> **Work order**: What is the number of lines in the data below that contain "协议或支付凭证"? Reply with the number only.

___ Material for the task ___

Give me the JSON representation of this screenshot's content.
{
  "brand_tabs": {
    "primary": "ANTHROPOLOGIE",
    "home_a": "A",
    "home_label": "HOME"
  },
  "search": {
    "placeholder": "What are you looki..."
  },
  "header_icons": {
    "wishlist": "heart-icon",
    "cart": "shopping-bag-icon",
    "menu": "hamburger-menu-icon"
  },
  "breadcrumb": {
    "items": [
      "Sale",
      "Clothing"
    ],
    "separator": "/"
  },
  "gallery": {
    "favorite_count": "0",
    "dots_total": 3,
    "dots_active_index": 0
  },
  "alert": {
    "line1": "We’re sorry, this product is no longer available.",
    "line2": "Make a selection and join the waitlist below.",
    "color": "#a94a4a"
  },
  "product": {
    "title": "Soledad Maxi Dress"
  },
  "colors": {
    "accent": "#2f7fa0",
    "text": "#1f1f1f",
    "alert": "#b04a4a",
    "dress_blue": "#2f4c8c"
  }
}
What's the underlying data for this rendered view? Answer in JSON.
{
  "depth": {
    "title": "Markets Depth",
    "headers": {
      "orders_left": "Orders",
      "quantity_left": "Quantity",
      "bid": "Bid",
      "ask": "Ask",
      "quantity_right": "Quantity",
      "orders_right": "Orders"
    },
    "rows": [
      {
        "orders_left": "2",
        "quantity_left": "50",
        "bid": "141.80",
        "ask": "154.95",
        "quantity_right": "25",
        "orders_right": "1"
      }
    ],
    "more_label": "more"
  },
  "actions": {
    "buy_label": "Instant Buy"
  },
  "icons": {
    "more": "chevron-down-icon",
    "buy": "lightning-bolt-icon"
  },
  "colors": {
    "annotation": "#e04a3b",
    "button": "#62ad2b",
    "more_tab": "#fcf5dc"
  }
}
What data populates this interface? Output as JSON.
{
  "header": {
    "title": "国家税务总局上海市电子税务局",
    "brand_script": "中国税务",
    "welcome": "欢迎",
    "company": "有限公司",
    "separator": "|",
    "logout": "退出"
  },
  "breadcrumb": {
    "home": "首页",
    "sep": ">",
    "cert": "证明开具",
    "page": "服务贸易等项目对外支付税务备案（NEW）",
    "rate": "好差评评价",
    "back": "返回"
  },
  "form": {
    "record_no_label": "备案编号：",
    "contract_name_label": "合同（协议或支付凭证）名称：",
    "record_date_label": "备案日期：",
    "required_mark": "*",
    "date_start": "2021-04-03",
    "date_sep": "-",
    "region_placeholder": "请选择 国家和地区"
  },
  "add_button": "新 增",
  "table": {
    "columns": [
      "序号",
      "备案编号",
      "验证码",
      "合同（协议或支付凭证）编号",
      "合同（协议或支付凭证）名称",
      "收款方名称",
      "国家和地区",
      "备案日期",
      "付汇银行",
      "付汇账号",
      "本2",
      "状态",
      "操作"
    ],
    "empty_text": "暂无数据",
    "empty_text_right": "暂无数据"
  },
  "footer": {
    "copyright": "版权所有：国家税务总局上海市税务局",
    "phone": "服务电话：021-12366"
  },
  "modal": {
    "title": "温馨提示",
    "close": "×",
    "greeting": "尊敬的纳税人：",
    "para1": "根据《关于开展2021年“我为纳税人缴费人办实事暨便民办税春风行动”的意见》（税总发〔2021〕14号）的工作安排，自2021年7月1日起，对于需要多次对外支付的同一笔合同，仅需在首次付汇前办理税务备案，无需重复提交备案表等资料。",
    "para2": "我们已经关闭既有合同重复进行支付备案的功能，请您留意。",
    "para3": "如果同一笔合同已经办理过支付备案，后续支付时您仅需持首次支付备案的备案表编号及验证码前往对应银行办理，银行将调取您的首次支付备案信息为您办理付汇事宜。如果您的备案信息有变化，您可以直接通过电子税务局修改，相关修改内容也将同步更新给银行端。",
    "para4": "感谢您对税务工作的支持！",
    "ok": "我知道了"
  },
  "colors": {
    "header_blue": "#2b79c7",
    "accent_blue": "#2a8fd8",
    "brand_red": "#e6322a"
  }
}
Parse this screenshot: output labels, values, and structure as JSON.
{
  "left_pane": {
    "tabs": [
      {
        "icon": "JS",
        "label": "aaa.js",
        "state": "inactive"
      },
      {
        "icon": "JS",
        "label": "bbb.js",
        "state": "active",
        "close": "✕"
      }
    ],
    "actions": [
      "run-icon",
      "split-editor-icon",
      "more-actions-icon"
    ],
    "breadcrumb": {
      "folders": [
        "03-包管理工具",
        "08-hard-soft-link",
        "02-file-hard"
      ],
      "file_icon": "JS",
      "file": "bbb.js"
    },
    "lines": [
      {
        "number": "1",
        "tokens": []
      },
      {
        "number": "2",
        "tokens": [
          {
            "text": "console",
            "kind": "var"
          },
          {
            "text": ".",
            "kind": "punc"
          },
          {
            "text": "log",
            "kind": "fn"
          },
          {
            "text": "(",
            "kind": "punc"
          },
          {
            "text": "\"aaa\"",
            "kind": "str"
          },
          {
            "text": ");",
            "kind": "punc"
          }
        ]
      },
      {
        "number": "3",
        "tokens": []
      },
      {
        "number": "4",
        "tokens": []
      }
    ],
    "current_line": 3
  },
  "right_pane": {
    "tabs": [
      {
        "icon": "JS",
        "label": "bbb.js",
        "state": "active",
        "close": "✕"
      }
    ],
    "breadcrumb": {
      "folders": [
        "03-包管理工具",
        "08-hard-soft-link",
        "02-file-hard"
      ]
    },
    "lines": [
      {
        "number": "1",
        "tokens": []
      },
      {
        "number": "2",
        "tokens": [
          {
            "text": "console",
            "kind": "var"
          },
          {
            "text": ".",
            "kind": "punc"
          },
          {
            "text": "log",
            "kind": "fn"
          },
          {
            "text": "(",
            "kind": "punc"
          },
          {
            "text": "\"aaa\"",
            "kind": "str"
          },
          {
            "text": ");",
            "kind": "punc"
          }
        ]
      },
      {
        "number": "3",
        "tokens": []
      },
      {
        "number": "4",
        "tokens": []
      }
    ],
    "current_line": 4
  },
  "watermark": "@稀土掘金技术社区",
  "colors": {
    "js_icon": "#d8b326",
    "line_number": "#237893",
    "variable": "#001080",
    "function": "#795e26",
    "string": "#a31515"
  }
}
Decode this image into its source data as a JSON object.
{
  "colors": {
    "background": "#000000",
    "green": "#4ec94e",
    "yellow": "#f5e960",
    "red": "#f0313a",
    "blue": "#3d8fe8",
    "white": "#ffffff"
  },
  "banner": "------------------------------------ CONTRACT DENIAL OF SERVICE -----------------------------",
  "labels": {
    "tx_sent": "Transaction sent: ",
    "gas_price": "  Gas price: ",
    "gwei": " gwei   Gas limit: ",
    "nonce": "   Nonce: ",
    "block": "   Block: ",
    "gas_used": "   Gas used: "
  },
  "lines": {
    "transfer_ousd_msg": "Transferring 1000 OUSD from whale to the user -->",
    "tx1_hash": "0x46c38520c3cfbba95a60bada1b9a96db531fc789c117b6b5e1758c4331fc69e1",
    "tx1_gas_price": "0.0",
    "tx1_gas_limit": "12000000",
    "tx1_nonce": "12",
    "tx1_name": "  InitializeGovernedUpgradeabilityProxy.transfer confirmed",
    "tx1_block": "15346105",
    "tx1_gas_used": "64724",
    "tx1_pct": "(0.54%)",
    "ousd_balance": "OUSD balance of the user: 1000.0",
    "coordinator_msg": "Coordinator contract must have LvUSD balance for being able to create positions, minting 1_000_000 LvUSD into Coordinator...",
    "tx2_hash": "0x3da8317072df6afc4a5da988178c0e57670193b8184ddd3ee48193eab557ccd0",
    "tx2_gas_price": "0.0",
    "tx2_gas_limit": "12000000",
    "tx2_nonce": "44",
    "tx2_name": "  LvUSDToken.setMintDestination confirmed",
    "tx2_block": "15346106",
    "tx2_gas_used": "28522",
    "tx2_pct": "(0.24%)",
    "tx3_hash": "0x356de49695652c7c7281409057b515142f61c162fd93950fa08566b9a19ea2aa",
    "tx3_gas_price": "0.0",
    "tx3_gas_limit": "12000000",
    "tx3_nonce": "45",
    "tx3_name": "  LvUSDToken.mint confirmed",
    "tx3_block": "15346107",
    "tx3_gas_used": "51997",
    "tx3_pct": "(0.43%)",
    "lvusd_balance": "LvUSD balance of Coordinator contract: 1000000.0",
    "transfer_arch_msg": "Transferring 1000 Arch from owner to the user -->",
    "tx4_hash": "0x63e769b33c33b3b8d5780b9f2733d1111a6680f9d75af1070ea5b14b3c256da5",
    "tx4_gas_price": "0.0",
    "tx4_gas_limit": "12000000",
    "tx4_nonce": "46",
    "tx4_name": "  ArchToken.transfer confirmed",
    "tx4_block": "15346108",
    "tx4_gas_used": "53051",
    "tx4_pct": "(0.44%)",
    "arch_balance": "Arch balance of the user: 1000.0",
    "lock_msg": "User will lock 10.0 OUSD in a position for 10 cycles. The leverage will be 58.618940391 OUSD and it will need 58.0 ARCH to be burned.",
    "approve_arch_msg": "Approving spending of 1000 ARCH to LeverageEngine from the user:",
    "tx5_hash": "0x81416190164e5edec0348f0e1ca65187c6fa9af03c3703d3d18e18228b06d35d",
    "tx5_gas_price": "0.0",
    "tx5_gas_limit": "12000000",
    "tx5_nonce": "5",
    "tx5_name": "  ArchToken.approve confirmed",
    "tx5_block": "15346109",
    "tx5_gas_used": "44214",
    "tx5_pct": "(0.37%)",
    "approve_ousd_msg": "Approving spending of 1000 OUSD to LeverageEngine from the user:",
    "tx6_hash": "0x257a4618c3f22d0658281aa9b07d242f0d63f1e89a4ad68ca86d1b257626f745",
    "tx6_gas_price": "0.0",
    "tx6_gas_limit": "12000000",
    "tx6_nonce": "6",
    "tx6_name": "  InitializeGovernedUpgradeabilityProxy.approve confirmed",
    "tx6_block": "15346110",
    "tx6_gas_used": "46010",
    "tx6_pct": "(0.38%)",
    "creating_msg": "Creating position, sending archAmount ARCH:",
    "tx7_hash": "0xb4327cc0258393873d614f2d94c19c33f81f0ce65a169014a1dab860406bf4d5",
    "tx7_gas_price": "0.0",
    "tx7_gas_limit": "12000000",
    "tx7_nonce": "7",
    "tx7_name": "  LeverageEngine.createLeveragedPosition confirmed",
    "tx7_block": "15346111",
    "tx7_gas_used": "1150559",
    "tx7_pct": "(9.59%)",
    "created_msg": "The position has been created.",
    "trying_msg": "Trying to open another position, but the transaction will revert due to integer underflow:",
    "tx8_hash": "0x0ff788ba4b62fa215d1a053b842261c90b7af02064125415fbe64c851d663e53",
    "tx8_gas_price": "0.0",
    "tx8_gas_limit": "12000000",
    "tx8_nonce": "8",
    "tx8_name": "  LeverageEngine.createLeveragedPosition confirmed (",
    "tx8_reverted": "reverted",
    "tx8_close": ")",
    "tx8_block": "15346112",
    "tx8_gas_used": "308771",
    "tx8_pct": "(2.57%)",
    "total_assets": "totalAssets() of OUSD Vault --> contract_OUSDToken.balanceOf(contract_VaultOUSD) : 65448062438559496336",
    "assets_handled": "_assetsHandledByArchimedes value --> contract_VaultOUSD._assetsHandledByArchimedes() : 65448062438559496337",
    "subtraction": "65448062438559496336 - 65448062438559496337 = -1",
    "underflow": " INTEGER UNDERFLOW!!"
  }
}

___

> **Answer to this task**: 3